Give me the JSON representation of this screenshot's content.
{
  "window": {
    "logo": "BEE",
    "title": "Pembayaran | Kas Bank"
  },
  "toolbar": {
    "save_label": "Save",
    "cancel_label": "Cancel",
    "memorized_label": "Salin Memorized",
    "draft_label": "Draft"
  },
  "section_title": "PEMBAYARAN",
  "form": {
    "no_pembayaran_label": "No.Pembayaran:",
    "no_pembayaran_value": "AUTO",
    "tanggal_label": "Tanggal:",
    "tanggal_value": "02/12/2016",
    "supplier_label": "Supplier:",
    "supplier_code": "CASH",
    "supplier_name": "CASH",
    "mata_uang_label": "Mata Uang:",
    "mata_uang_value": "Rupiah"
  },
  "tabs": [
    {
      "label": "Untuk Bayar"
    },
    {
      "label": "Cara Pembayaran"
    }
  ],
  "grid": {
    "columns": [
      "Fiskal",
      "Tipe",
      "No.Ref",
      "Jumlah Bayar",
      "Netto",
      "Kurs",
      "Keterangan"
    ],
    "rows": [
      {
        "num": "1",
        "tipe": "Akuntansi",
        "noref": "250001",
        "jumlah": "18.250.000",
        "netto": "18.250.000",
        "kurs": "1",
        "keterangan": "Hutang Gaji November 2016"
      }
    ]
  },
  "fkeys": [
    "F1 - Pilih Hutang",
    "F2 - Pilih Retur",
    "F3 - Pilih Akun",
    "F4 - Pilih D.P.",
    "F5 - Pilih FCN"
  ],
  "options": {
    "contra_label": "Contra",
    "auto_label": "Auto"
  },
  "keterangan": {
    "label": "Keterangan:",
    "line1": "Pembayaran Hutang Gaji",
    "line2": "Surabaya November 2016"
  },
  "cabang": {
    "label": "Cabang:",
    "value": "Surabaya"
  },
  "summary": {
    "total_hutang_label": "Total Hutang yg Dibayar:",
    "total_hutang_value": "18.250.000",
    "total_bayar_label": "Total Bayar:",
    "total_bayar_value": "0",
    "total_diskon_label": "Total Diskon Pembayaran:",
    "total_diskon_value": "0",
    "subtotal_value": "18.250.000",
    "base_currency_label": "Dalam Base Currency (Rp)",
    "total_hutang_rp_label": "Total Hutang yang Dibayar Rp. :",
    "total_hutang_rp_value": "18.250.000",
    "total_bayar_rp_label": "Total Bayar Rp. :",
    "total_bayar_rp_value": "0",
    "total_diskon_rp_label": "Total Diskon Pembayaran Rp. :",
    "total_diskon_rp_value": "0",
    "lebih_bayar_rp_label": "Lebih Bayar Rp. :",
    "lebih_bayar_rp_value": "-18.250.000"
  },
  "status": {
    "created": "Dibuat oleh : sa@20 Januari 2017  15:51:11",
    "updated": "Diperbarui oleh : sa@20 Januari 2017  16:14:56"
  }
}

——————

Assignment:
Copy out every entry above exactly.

Answer space:
Give me the JSON representation of this screenshot's content.
{
  "window": {
    "logo": "BEE",
    "title": "Pembayaran | Kas Bank"
  },
  "toolbar": {
    "save_label": "Save",
    "cancel_label": "Cancel",
    "memorized_label": "Salin Memorized",
    "draft_label": "Draft"
  },
  "section_title": "PEMBAYARAN",
  "form": {
    "no_pembayaran_label": "No.Pembayaran:",
    "no_pembayaran_value": "AUTO",
    "tanggal_label": "Tanggal:",
    "tanggal_value": "02/12/2016",
    "supplier_label": "Supplier:",
    "supplier_code": "CASH",
    "supplier_name": "CASH",
    "mata_uang_label": "Mata Uang:",
    "mata_uang_value": "Rupiah"
  },
  "tabs": [
    {
      "label": "Untuk Bayar"
    },
    {
      "label": "Cara Pembayaran"
    }
  ],
  "grid": {
    "columns": [
      "Fiskal",
      "Tipe",
      "No.Ref",
      "Jumlah Bayar",
      "Netto",
      "Kurs",
      "Keterangan"
    ],
    "rows": [
      {
        "num": "1",
        "tipe": "Akuntansi",
        "noref": "250001",
        "jumlah": "18.250.000",
        "netto": "18.250.000",
        "kurs": "1",
        "keterangan": "Hutang Gaji November 2016"
      }
    ]
  },
  "fkeys": [
    "F1 - Pilih Hutang",
    "F2 - Pilih Retur",
    "F3 - Pilih Akun",
    "F4 - Pilih D.P.",
    "F5 - Pilih FCN"
  ],
  "options": {
    "contra_label": "Contra",
    "auto_label": "Auto"
  },
  "keterangan": {
    "label": "Keterangan:",
    "line1": "Pembayaran Hutang Gaji",
    "line2": "Surabaya November 2016"
  },
  "cabang": {
    "label": "Cabang:",
    "value": "Surabaya"
  },
  "summary": {
    "total_hutang_label": "Total Hutang yg Dibayar:",
    "total_hutang_value": "18.250.000",
    "total_bayar_label": "Total Bayar:",
    "total_bayar_value": "0",
    "total_diskon_label": "Total Diskon Pembayaran:",
    "total_diskon_value": "0",
    "subtotal_value": "18.250.000",
    "base_currency_label": "Dalam Base Currency (Rp)",
    "total_hutang_rp_label": "Total Hutang yang Dibayar Rp. :",
    "total_hutang_rp_value": "18.250.000",
    "total_bayar_rp_label": "Total Bayar Rp. :",
    "total_bayar_rp_value": "0",
    "total_diskon_rp_label": "Total Diskon Pembayaran Rp. :",
    "total_diskon_rp_value": "0",
    "lebih_bayar_rp_label": "Lebih Bayar Rp. :",
    "lebih_bayar_rp_value": "-18.250.000"
  },
  "status": {
    "created": "Dibuat oleh : sa@20 Januari 2017  15:51:11",
    "updated": "Diperbarui oleh : sa@20 Januari 2017  16:14:56"
  }
}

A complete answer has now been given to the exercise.